**TASK STATEMENT**
Lines from the one containing "Serialize everything readable" through the last line of the data below are to be returned exactly; leave out the rest.

**INPUT FOR THIS TASK**

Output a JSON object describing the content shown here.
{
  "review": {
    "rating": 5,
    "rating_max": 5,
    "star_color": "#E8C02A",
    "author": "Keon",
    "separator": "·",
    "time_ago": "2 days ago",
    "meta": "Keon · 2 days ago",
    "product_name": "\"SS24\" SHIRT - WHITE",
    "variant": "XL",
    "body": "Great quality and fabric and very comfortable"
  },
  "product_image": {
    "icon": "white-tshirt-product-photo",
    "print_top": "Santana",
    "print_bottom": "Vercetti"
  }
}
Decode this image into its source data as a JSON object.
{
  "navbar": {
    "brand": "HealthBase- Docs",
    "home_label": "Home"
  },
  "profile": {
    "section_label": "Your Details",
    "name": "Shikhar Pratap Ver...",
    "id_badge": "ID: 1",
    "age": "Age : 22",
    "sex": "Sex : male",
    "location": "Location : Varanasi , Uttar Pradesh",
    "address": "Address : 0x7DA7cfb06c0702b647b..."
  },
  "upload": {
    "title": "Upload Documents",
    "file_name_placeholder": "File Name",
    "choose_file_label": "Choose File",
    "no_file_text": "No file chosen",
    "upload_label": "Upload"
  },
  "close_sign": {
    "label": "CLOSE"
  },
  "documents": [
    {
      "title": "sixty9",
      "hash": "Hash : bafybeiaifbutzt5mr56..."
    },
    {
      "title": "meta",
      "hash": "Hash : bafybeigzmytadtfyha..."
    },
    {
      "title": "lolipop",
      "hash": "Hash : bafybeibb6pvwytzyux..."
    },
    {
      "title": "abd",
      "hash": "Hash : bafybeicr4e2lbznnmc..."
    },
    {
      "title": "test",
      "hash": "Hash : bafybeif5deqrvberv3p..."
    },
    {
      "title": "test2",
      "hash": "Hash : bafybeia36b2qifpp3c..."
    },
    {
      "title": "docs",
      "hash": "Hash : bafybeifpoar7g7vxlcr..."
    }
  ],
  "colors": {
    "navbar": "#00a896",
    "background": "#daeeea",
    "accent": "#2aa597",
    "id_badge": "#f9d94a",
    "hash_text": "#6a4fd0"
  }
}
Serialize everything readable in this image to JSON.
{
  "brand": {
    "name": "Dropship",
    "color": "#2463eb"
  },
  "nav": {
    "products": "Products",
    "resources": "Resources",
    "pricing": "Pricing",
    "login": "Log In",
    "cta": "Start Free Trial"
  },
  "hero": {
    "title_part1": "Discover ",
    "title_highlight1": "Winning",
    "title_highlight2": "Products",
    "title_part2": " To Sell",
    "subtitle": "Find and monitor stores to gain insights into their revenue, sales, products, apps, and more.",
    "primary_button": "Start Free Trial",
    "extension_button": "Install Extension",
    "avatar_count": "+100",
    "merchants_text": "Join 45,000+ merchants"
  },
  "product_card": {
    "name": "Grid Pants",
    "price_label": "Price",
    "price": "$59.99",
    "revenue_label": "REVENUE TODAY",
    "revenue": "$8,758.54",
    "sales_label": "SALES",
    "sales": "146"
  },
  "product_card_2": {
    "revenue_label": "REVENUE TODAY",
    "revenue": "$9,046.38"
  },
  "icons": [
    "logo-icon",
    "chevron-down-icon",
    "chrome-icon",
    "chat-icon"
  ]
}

**WRITTEN RESPONSE**
Serialize everything readable in this image to JSON.
{
  "brand": {
    "name": "Dropship",
    "color": "#2463eb"
  },
  "nav": {
    "products": "Products",
    "resources": "Resources",
    "pricing": "Pricing",
    "login": "Log In",
    "cta": "Start Free Trial"
  },
  "hero": {
    "title_part1": "Discover ",
    "title_highlight1": "Winning",
    "title_highlight2": "Products",
    "title_part2": " To Sell",
    "subtitle": "Find and monitor stores to gain insights into their revenue, sales, products, apps, and more.",
    "primary_button": "Start Free Trial",
    "extension_button": "Install Extension",
    "avatar_count": "+100",
    "merchants_text": "Join 45,000+ merchants"
  },
  "product_card": {
    "name": "Grid Pants",
    "price_label": "Price",
    "price": "$59.99",
    "revenue_label": "REVENUE TODAY",
    "revenue": "$8,758.54",
    "sales_label": "SALES",
    "sales": "146"
  },
  "product_card_2": {
    "revenue_label": "REVENUE TODAY",
    "revenue": "$9,046.38"
  },
  "icons": [
    "logo-icon",
    "chevron-down-icon",
    "chrome-icon",
    "chat-icon"
  ]
}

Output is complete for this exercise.